Another hazing incident, but it was pretty quite otherwise
It was at about this time last year that police were called to the area near Madison Park's "Beaver Lodge Sanctuary" (at 37th Avenue E. and E. McGilvra) to investigate a hazing incident involving Garfield students. Although there were post-event admonishments and disciplinary actions by the school's principal after that incident, it became apparent this fall that those earlier attempts to change behavior did not have long-lasting impact on many students at Garfield. This year's incident, which occurred on the evening of September 27 near and on Foster Island, was bigger and more extreme. We'll let the the principal, Ted Howard, do the story telling:
"I spent the afternoon with [SPD] Officer Radford and many other officers walking through the Arboretum. One hundred or more Garfield students were participating in hazing incidents, drinking hard alcohol and beer. Students were being paddled, had on diapers, eggs were being thrown at students and shoe polish was all over their body. As students ran and scattered from the scene they caused at least one, maybe more car accidents due to running in front of cars. I was also called a “Nigger” by a student and many other derogatory names."
This is front the principal's email to Garfield parents asking, "Do you know where your son or daughter is?" He continues,
"I ask that question because I want you to know that we all have a responsibility to keep our kids safe. We all work hard to make sure they learn life lessons and make better decisions. Tonight some of our students didn’t make good decisions. If students were there to watch, cause harm to another student or behave inappropriately this impacts the entire GHS community and puts the GHS community in a negative light."
Howard did more than just ask parents to get involved. He suspended eleven students for up to 20 days for their behavior. Nine of these have appealed their suspensions and two others were exonerated and their suspensions lifted. The school district, according to one report, is developing "new strategies" to eliminate hazing at Garfield. The existing ones, quite clearly, haven't quite worked.
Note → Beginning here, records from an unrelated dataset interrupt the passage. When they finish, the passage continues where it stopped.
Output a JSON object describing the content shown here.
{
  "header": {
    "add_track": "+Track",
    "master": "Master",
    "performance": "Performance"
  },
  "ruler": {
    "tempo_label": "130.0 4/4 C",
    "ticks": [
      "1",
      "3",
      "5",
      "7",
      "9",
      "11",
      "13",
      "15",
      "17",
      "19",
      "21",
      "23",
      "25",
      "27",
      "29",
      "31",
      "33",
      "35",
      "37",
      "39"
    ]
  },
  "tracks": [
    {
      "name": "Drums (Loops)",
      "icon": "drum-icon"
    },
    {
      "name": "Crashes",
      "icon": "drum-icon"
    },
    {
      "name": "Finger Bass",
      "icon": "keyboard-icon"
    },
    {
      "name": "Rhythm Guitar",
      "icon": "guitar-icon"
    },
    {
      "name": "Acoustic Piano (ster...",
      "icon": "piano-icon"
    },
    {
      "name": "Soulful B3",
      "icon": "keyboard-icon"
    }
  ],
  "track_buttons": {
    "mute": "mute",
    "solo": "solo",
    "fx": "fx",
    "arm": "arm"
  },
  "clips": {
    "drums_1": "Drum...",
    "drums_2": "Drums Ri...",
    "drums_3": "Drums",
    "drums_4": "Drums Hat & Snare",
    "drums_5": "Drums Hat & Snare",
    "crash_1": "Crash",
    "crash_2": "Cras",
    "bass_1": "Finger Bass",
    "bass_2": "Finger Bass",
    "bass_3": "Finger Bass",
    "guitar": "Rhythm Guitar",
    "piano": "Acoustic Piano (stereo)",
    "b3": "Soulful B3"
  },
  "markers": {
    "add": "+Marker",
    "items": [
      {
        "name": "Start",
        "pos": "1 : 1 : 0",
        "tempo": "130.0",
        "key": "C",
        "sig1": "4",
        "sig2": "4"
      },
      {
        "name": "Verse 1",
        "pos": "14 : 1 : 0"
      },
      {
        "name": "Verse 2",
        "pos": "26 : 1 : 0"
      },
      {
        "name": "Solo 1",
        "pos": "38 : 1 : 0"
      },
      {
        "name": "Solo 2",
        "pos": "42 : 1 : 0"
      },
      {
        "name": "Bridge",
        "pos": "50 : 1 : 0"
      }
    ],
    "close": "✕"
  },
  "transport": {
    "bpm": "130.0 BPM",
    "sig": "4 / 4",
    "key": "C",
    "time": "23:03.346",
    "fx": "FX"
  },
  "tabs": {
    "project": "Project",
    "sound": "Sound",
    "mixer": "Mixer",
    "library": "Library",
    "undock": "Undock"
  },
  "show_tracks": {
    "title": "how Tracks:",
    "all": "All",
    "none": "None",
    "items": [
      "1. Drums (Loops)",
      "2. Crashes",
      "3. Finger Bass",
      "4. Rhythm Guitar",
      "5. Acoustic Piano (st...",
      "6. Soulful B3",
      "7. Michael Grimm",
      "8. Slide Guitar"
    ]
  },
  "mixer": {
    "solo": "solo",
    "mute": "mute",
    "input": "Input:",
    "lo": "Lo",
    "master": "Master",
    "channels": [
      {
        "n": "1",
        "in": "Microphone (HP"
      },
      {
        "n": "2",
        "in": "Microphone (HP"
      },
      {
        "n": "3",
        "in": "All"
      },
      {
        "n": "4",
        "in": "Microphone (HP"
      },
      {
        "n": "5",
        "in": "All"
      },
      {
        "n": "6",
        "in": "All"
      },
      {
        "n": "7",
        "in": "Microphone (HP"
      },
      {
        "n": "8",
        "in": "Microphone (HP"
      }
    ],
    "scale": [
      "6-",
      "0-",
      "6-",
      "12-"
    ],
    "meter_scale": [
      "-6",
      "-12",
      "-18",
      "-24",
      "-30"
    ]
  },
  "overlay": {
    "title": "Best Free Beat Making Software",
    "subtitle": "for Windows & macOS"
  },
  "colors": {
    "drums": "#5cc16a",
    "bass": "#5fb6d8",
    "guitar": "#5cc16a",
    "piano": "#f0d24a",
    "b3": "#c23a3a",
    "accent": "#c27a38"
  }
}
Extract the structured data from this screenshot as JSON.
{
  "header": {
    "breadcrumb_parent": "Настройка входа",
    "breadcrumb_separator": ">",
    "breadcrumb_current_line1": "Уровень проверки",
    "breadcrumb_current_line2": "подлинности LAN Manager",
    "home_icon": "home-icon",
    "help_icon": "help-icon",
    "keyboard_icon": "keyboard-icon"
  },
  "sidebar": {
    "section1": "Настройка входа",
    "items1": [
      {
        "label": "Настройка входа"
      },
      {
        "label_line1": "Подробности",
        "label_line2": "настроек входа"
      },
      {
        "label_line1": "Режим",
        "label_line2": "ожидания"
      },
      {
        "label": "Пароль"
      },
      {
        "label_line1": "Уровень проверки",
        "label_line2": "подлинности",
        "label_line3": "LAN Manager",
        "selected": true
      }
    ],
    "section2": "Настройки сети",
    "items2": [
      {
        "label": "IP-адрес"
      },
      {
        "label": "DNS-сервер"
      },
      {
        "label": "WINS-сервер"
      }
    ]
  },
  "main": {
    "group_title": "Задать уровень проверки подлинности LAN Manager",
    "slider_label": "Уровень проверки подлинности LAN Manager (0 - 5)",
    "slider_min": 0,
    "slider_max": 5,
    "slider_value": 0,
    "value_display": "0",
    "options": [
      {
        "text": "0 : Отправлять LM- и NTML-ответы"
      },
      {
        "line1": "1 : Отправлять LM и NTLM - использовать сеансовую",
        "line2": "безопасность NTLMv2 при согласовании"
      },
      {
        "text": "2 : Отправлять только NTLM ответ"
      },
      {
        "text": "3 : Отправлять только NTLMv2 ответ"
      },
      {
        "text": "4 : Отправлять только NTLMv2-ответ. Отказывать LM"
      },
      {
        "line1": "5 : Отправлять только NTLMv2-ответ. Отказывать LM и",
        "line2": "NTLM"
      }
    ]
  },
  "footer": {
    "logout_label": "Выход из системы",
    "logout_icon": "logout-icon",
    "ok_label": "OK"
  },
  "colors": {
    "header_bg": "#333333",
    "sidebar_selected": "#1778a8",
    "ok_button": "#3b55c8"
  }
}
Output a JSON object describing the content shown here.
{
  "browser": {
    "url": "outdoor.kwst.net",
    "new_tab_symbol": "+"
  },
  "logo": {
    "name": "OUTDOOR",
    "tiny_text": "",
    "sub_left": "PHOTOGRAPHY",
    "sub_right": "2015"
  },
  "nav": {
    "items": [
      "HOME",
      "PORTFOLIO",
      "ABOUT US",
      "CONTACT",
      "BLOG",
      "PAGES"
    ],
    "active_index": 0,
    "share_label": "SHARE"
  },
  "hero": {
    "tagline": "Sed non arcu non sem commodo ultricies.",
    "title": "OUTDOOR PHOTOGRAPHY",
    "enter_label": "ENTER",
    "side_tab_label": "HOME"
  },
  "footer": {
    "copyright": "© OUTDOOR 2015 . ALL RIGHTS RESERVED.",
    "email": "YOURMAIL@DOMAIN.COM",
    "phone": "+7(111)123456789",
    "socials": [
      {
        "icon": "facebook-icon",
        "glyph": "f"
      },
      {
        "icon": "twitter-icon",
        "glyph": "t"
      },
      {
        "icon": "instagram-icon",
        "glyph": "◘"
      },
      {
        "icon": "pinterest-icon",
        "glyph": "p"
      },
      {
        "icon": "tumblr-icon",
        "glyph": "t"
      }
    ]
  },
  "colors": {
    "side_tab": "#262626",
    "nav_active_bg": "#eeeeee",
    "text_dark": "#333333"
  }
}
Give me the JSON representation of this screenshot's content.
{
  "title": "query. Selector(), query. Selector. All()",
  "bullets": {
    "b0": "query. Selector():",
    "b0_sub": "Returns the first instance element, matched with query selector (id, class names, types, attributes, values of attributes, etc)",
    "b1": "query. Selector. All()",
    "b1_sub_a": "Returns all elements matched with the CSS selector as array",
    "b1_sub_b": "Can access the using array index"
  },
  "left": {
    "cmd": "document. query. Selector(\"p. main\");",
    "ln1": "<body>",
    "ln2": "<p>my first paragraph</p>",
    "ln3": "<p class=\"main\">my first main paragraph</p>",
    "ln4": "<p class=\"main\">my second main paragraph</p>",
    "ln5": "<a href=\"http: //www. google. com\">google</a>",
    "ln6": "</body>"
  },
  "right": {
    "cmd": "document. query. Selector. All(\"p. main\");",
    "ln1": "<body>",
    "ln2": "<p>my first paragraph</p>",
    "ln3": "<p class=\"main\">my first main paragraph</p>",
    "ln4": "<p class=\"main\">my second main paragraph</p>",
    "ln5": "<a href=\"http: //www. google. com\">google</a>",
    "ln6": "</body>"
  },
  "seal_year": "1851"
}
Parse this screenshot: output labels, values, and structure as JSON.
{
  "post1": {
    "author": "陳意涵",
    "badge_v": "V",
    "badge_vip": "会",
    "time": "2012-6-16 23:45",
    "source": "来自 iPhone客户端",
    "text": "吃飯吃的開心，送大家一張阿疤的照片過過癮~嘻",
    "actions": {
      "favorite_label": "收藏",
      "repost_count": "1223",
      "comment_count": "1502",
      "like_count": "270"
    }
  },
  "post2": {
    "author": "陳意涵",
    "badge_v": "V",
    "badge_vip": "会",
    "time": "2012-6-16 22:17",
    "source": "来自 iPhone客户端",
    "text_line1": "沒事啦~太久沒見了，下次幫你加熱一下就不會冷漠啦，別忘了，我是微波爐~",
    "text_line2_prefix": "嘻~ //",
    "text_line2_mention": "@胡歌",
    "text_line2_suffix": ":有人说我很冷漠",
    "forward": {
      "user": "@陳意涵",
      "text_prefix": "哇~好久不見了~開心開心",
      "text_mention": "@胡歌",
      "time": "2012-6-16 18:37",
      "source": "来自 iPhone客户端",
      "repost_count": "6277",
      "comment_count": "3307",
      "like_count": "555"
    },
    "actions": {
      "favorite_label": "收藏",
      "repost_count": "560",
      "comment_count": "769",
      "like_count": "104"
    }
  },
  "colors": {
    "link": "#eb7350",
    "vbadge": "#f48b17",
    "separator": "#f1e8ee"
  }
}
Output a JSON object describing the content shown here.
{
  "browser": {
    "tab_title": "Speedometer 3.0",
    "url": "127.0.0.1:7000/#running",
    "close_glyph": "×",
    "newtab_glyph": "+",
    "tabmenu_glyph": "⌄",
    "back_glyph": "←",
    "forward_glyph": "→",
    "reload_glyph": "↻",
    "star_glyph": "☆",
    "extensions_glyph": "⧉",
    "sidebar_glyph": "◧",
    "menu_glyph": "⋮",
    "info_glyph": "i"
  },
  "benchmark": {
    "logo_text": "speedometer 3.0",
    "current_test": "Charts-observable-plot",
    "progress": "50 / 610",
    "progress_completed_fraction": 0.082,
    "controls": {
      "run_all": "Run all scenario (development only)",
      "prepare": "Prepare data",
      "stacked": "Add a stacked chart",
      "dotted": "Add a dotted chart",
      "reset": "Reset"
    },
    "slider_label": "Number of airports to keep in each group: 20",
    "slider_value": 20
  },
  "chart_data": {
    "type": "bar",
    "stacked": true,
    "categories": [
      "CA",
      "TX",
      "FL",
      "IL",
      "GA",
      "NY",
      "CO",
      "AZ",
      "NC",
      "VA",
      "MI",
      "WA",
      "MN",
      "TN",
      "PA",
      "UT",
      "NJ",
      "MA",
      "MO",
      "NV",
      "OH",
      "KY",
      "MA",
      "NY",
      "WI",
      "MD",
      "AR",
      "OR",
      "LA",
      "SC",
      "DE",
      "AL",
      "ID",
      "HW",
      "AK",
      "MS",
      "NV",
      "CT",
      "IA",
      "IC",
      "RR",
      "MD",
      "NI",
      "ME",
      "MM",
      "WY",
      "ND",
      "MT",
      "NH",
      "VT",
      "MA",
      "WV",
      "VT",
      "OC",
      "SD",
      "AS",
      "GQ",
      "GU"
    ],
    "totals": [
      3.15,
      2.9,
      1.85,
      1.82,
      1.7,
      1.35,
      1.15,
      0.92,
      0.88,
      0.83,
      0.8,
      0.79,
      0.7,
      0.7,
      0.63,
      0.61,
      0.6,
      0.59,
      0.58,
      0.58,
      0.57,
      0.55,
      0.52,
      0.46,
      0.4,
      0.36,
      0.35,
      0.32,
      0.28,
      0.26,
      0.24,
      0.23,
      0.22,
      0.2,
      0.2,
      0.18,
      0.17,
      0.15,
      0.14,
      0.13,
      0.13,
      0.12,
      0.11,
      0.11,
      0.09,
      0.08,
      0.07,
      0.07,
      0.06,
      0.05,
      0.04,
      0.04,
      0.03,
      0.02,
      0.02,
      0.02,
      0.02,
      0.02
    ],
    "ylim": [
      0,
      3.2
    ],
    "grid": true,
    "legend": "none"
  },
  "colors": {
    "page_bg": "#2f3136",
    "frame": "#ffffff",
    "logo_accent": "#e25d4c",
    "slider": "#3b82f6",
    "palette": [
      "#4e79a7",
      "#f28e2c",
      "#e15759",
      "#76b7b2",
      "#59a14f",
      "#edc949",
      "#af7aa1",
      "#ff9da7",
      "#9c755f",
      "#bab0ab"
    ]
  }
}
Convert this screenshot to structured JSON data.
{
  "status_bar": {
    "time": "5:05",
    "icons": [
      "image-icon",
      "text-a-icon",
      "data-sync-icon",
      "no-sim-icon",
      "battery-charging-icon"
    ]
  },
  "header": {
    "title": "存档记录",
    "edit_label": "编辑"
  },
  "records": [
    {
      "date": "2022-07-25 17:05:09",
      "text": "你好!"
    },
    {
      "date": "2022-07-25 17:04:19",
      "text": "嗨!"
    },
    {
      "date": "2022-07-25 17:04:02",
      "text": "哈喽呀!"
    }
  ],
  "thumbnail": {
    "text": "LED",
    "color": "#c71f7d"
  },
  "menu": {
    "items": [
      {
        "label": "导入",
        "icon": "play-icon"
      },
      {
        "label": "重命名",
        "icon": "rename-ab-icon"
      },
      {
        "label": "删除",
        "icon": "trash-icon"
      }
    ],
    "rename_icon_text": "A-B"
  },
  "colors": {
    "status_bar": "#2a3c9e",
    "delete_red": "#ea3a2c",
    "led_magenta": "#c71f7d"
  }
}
Meanwhile, crime in Madison Park was in it typical post-summer lull, though the victims probably didn't appreciate that fact. There was one house break-in, which occurred on the 1200 block of 39th Avenue E. on the afternoon of September 16. In that incident the victims called police to report that one of them had been in the kitchen of their house when he heard a noise in the living room. He went to investigate and discovered a black male suspect who had opened an outside door and was about to enter the residence. The suspect claiming to be looking for a friend but promptly fled the scene though the victim's backyard and ran down the alley to his vehicle, a maroon-colored Chevy Impala, which was parked at E.Lee St. Although the police arrived on the scene quickly, they were unable to track the vehicle, which had fled westbound "at a high rate of speed." Both victims, one of whom had engaged in a chase of the suspect, said they got a good look at him and would be able to identify him if they saw him again. Interestingly, one of the victims of this break-in had previously had her purse stolen in a car prowl and was advised by police (after the home break-in) that a suspect had been arrested who was in possession of her stolen credit cards. The suspect in that case, however, had been booked and released before officers could question him about the break-in at the victim's house. The SPD was, presumably, planning to follow up.
There were also three car prowls reported in the neighborhood during September: one on the 3300 block of E. Shore Drive in Broadmoor on September 7, one on the 3800 block of E. Highland Drive on September 28, and one of the 500 block of Hillside Drive E. on September 17. Car thefts took place, surprisingly, on the 2300 block of Broadmoor Drive E. on September 1, and on the 2400 block of 38th Avenue E. on September 5. There were also several incidents of credit card fraud (the dollar-sign icons on the map above) and thefts from buildings (the dollar-bill icons).
It didn't happen here (a monthly feature):
"Bizarre-acting male" in "excited delirium" arrest
By Detective Rene Witt (from SPD Blog)
Two officers were transported to [Harborview Medical Center] for minor injuries, following an assault. On 9/6/13, just shortly after 11:00 p.m., officers were on routine patrol when an unidentified citizen flagged them down in the 1100 block of E. Union St. He pointed out a white male and told the officers that the man was “acting crazy”. At that time the “crazy acting” man approached two people on the street and confronted them. The officers saw the suspect throw a punch at the people. The officers intervened and the suspect took a fighting stance. The officers attempted to arrest the man and he began to fight and throw punches at the officers. The officers were able to arrest him. All three went to HMC for treatment. One officer suffered a sore right knee and a cut on his right hand. The second officer suffered a bruised right hand.
Here's what the incident report had to say about the 31-year-old suspect:
"Based on [the suspect's] behavior, i.e. bizarre, violent, paranoia/hallucination, profuse sweating, disturbance in breathing pattern, superhuman strength, shouting, screaming, keening (animal noises), officers believed he was possibly showing symptoms of excited delirium and having a medical emergency." According to the Capitol Hill blog, the suspect, after a stint at Harborview, was arraigned, shown to have an extensive criminal record, was wanted on an escape warrant, and was held on $50,000 bail.